- _Exercise requirements_:
Take every line from the records below that includes the word "username".

[Start of section]

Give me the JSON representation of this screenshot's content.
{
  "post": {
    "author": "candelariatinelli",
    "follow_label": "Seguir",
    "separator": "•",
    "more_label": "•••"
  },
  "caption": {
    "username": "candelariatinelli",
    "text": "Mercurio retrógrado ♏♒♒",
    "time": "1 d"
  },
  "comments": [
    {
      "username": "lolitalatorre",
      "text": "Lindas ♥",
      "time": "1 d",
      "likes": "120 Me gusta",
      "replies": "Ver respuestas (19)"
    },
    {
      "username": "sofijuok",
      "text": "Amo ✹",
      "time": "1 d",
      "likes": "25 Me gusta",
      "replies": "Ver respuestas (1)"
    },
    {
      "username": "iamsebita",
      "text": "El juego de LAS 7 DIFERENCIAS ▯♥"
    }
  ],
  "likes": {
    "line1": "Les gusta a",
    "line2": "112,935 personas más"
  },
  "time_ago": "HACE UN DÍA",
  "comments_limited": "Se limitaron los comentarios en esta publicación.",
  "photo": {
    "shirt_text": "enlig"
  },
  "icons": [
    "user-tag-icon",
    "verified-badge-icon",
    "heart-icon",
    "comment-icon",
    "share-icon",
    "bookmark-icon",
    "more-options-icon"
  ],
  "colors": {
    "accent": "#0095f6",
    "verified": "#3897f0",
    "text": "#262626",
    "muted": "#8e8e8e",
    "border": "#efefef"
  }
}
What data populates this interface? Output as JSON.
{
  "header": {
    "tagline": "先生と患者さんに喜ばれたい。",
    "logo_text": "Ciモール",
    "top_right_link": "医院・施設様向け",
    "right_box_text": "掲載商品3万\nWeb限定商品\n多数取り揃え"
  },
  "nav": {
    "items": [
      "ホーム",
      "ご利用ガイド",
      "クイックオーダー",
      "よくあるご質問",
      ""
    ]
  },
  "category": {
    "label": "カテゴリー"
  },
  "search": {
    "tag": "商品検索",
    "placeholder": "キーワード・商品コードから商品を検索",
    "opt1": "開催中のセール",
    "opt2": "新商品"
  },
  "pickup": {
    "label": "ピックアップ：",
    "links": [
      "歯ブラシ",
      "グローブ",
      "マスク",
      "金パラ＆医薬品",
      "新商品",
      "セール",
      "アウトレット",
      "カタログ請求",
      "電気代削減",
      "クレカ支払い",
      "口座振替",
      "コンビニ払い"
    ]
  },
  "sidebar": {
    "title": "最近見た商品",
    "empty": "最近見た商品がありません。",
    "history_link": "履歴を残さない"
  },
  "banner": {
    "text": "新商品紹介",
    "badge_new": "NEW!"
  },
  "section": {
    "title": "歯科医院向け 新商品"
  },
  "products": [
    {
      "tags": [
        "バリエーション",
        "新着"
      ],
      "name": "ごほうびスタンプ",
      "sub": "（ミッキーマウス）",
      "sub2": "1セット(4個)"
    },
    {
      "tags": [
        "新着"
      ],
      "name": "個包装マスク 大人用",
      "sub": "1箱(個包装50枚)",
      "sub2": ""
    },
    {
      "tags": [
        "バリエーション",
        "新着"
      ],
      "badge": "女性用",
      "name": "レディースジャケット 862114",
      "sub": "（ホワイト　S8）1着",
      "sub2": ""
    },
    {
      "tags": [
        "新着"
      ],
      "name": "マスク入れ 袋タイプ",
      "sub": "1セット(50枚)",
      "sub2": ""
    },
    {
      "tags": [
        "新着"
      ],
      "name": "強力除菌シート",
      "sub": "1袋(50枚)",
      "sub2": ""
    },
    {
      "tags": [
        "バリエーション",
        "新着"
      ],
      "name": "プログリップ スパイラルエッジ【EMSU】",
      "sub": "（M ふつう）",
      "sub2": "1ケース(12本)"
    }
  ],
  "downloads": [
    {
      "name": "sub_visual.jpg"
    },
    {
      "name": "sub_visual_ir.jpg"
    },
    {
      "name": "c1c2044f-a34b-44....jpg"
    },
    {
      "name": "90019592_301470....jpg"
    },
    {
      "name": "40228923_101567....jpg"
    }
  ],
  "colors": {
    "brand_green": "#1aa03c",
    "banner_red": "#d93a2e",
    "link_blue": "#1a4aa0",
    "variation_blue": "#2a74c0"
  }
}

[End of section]

- _Your solution_:
    "username": "candelariatinelli",
      "username": "lolitalatorre",
      "username": "sofijuok",
      "username": "iamsebita",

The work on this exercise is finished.